BRADENTON — A Bradenton Police Department officer has been selected to receive the department’s third highest award after he helped save an infant girl’s life this month.

Officer Dean Buttitta, who has been with the department since 2005, said he was stopped on 14th Street West on Dec. 5 when a woman stopped her vehicle in the middle of the road and started screaming for help.

“I ran out to the car. I told her to hurry up and park in the parking lot. When she first got out, I could only hear her saying, ‘Help. Help,’” he said. “She started screaming, ‘My baby is choking.’”

Buttitta found the 5-month-old girl choking on a liquid substance.

“I lifted up her chin so it would straighten out the airway to get the stuff to come down. I put my finger in her mouth and I reached in to see if there was something in there,” he said.

Buttitta said he was concerned about trying to perform CPR on a baby so small.
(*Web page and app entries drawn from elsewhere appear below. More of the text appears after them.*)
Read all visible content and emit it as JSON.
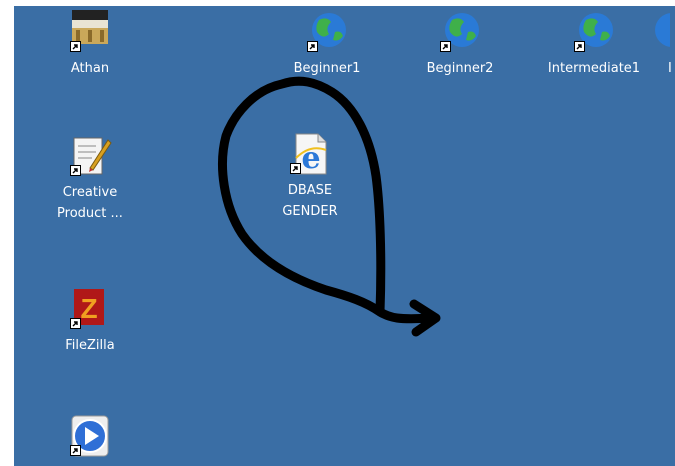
{
  "colors": {
    "desktop": "#3a6ea5",
    "label": "#ffffff",
    "ink": "#000000"
  },
  "icons": [
    {
      "label": "Athan",
      "icon": "athan-app-icon"
    },
    {
      "label": "Creative\nProduct ...",
      "icon": "creative-product-icon"
    },
    {
      "label": "FileZilla",
      "icon": "filezilla-icon"
    },
    {
      "label": "",
      "icon": "media-player-icon"
    },
    {
      "label": "Beginner1",
      "icon": "globe-icon"
    },
    {
      "label": "Beginner2",
      "icon": "globe-icon"
    },
    {
      "label": "Intermediate1",
      "icon": "globe-icon"
    },
    {
      "label": "I",
      "icon": "globe-icon"
    },
    {
      "label": "DBASE\nGENDER",
      "icon": "internet-explorer-icon"
    }
  ]
}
However, fluid spilled out of the child’s mouth and she began breathing easier.

“She was breathing a little better. You could still hear the sound of liquid in her throat,” he said.

The child was taken to Manatee Memorial Hospital and stabilized by paramedics.

On average, about two to three officers receive the medal of merit every year, said Deputy Chief Jeffrey Lewis.

The award is given to officers who show initiative, save a life, accomplish an assignment, or retire from the department after 25 years. All officers of the year receive the honor, he said.

Most of the recent awards have been for saving lives and the past three officers of the year all saved lives while on duty he said.

It’s not too uncommon for officers to encounter medical issues. All officers, like Buttitta, are trained in CPR and other first responder life-saving techniques.

“It’s so they can apply medical assistance to someone not breathing or bleeding,” Lewis said. “Most of the time if their life-saving efforts are effective, then they are recognized.”

In 2007, Sgt. Josh Cramer was recognized for administering CPR to a child who had drowned. In 2008, Officer Tim Smith convinced a man to stop cutting himself on a suicide call. This year, Sgt. Bill Knight was honored after he saved someone from a burning building.

All three officers received the medal of merit as well as officer of the year, Lewis said.